One of the education world's newest trends is using technology to help schools function with the sort of efficiencies normally found in the business world. Enterprise Resource Planning (ERP) packages were among the first tools to move from the business world to the education world. ERP
systems, with their combination of financial, human-resources and procurement functions, are now being used by many educational institutions to streamline complex administrative functions.
Schools are also looking to technology as a means of measuring accountability. The Ohio Department of Education (ODE) is one of the pioneers in this area.
In 1998, the Ohio Legislature enacted SB 55 to improve school accountability. Specifically, SB 55 required the ODE to generate "report cards" measuring district and building-level performance in 18 different areas for all 611 school districts in the state. In doing so, the department and state lawmakers hoped to more easily compare and contrast schools with state performance standards and to identify which institutions were excelling and which were falling behind.
The assignment was a difficult one, admitted the department's chief information officer, Rob Luikart. "The report cards required us to collect data from schools and from proficiency-testing companies. But even after all the data was collected, giving it meaning within the confines of a paper report was not easy. You could see the data, but making sense of it and giving it real value was going to require a lot more."
When Luikart began working for the department earlier in 1998, the organization stressed to him its goal of developing a technology plan and data architecture.
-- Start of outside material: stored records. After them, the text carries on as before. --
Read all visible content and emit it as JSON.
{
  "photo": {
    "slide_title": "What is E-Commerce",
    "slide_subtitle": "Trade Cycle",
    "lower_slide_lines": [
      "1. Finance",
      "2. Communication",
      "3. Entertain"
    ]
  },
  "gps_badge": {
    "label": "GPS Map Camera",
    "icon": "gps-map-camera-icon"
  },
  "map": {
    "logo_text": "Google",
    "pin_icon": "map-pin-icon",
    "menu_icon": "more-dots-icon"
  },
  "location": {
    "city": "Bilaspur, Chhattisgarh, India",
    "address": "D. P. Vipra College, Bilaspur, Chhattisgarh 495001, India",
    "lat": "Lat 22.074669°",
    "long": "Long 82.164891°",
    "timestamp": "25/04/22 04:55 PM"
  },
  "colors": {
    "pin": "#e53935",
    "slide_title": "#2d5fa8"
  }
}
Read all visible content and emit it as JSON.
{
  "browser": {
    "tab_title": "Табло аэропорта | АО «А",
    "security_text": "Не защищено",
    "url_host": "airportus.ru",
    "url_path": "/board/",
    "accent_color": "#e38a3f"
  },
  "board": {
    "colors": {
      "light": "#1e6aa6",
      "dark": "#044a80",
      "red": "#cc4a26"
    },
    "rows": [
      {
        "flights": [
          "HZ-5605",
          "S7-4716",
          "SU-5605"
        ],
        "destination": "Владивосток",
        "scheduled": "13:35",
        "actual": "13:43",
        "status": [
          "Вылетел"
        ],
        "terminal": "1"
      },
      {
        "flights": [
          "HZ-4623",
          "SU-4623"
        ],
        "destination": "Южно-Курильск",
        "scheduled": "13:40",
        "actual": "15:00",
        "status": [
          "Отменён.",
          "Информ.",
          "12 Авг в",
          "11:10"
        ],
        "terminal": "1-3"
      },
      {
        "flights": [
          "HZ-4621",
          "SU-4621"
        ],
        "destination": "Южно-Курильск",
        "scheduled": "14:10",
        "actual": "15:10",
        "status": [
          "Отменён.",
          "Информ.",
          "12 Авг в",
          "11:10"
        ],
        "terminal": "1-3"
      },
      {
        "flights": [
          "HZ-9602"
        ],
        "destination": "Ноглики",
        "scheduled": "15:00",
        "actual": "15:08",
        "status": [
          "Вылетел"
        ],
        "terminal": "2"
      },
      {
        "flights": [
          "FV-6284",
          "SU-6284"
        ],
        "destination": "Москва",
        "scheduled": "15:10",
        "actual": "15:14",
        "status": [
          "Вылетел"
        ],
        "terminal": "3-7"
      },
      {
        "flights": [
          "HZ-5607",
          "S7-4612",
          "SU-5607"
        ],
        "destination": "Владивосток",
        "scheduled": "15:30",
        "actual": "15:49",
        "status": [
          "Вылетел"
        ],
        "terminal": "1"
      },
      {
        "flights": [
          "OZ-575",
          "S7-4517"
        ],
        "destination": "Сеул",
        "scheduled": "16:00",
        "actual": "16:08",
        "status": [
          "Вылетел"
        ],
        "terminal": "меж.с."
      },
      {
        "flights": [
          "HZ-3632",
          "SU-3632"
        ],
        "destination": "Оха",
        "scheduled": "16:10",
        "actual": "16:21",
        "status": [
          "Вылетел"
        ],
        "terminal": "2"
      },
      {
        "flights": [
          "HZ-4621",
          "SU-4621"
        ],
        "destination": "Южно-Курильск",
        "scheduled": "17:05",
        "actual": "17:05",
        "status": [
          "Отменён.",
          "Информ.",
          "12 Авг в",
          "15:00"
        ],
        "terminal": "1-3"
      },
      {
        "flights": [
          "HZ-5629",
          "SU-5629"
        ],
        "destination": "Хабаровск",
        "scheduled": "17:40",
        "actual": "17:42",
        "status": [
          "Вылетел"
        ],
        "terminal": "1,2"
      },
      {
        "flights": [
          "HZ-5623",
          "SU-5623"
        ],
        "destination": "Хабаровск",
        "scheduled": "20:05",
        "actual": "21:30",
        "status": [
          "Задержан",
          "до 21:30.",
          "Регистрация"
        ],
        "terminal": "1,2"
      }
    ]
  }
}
Luikart, therefore, decided that a technical approach to the report-card dilemma might be the perfect solution.
"Like many Fortune 500 companies, much of our financial and management information was locked up in legacy systems that didn't talk to one another," he said. "We needed to take a more enterprise view of that information, so we undertook a project to build a data warehouse. That was sort of a watershed event for the agency."
The first function of the new data warehouse was to compile the ODE's school-report-card information. Not only would the system efficiently compile all the components from the districts, it would also allow the department to build an interactive version of the report card to be placed on the Internet.
"We wanted to create an e-government environment, meaning we could make this information -- which is important to constituents, the public, legislators, school boards, administrators, parents, teachers and sometimes even kids -- easily accessible to all of them. We also wanted to add value to it," Luikart said.
Putting it in Place
Once the department decided what it wanted, it went looking for strategic partners and best-of-breed practices in warehouse design and implementation. The ODE utilized the expertise of several consulting groups, chose partners and began building the system.
Today, the department's report cards are compiled electronically and available to anyone at its Web site . There, visitors can view a report card from any Ohio school, examine proficiency-test information, attendance and enrollment data, student achievement statistics, teacher qualifications, graduation rates or annual spending per pupil. They can also instruct the system to compile sophisticated reports. "It allows people to look at trend information. It reveals trends on a given district's three-year performance and shows how well it performed in comparison to similar districts and the overall state average," said Luikart. "It provides data that wouldn't be easy to display on the paper report card because it would take up too much space. Things you can't do with paper can be done easily on the Web, using decision-support software and other tools."
According to Luikart, access to student data at the individual school level allows everyone involved in education to make better decisions for Ohio's
students. From the legislative point of view, the department's Web site will improve accountability by showing the state what it's getting -- or not getting -- for its investment. "We'll be able to see what methods of teaching and curriculum are most effective, if programs are having an impact, etc. That's data that wouldn't be easily understood, or even available, prior to the report cards."
Meanwhile, school administrators will use the system to formulate long-term strategies and spot downward trends before they become serious problems. If one school in the state performs excellently, other schools can easily emulate the methods. Parents can use the system to choose the best school for their children. If a school is performing poorly, communities can organize to make changes.
"Few factors have greater impact on student performance than parent and community involvement," said Luikart. "For this reason, providing information to parents and community members in an interactive environment is important. We want them to understand what questions to ask of teachers, administrators and students; to look for areas of strength and weakness and to understand them so they can make informed decisions. Ohio is a local-control state, so there is a great emphasis on local decision-making. Having the information on the Web gives people a basis on which to ask those kinds of questions."
Rob Silverman of MicroStrategy Inc., one of the ODE's partners, said the ODE is one of the few organizations to realize that providing interactive information over the Web can help build a bond with constituents and deliver better service. "This is an organization that's using technology in a way that really adds value to the public," Silverman said. "It is one of the pioneers in doing so."
With their interactive report cards in place, the department is already looking to take the data warehouse to the next level. Plans include making financial and program information available electronically. "It will be interesting to see how providing this kind of information and this kind of tool unfolds and how it might influence activities in the future," said Luikart. "This is just the beginning of a trend in government and education of moving information into a forum where the public can actually use it."
Justine Kavanaugh-Brown is editor in chief of California Computer News, a Government Technology sister publication. E-mail